After letting the tide reach it’s high point I was able to hold ground and start to catch some Morecambe bay flounders. I think I actually did ok considering the time of year, lack of knowledge and carp rod/reel. Although I must confess Ian of Exeter Angling fame gave me a crash course in knots, rigs and bait which was probably the only reason I caught.

Flounder caught at Morcambe Bay in feburary

1. Flounder caught at Morecambe Bay in February

This time around I have 4 days to fish and so will be better prepared in terms of tackle and knowledge. I have the following to take with me..

A Shimano Titanos XSA 5500 reel loaded with 15lb Sufix Tritanium monofilament. Attached to this using an Albright Knot is a 50lb Sufix Superior shock leader. The rod all this will be rigged through is a Greys 12ft GRX-S Bass.
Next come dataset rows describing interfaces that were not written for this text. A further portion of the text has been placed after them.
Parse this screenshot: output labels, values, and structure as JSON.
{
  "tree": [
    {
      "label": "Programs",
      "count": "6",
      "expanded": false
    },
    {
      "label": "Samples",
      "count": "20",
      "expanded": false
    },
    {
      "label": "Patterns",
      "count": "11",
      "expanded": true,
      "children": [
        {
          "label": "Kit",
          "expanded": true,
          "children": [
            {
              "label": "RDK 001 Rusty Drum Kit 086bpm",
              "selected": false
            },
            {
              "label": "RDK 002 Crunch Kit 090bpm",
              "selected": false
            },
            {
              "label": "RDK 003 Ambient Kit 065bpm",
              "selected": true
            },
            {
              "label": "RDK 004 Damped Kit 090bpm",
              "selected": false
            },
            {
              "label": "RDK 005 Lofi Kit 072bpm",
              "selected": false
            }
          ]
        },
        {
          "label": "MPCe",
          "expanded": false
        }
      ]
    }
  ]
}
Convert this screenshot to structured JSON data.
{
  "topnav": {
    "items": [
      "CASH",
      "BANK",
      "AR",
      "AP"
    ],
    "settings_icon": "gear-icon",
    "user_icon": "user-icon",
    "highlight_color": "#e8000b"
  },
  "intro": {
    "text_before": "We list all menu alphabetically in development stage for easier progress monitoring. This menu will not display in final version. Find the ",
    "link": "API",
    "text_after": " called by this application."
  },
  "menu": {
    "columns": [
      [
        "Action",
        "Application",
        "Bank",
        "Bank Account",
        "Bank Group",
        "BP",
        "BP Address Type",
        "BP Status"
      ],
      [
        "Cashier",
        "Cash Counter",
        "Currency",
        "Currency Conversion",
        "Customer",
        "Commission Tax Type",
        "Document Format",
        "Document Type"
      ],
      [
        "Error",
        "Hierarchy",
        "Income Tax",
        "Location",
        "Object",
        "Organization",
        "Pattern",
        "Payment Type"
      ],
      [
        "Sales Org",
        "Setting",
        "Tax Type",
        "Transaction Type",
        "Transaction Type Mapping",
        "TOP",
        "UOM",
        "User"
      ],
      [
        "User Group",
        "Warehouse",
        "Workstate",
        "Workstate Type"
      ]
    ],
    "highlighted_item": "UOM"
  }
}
Shimano Titanos XSA 5500 reel

Shimano Titanos XSA 5500 reel

Sufix Superior 50lb mono shock leader

Sufix Superior 50lb mono shock leader

Greys GRX-S Bass 12ft rod

Greys GRX-S Bass 12ft rod

At the business end I am being horribly lazy and have purchased a number of pre-tied rigs from the Greys shore range. They include the standard 2 hook Flapper rig (1 up 1 down), a 2 hook loop rig (for impact leads) and some Pulley Rig Pennel just in case there is any cod or bass lurking.

Greys shore range: Flapper Rig, Pulley Rig Pennel and Loop Rig

Greys shore range: Flapper Rig, Pulley Rig Pennel and Loop Rig

As well as my 12ft bass rod I am taking a 2.75lb TC carp rod which has 12lb mainline and 30lb shock leader so I will be needing a range of leads. I am also going to be trying out a “Dvice casting capsule”, which is essentially a large plastic tube with a lead attached to the bottom. You place the bait/hook into the plastic tube and cast it out, water rushes into the tube on impact and expels your bait/hook tangle free. They are quite expensive at £3.50 each but worth trying to see if they are any better or worth the extra money over a standard gripper lead. It is worth noting that I have modified the gripper leads by bending the wire tips up and exaggerating their angle. I am told this makes them more effective.

Dvice casting capsule and various other sized leads

Dvice casting capsule and various other sized leads

I am going to be using frozen baits and have decided to take crab, sand eel and black lugworm. On my last visit to Morecambe I had great success using half sections of black lugworm and crab. I am hoping (but it will be unlikely) that the summer months will draw in a wider range of species so taking 3 different baits will give me more opportunity to experiment.

Wish me luck and I shall let you know how I get on.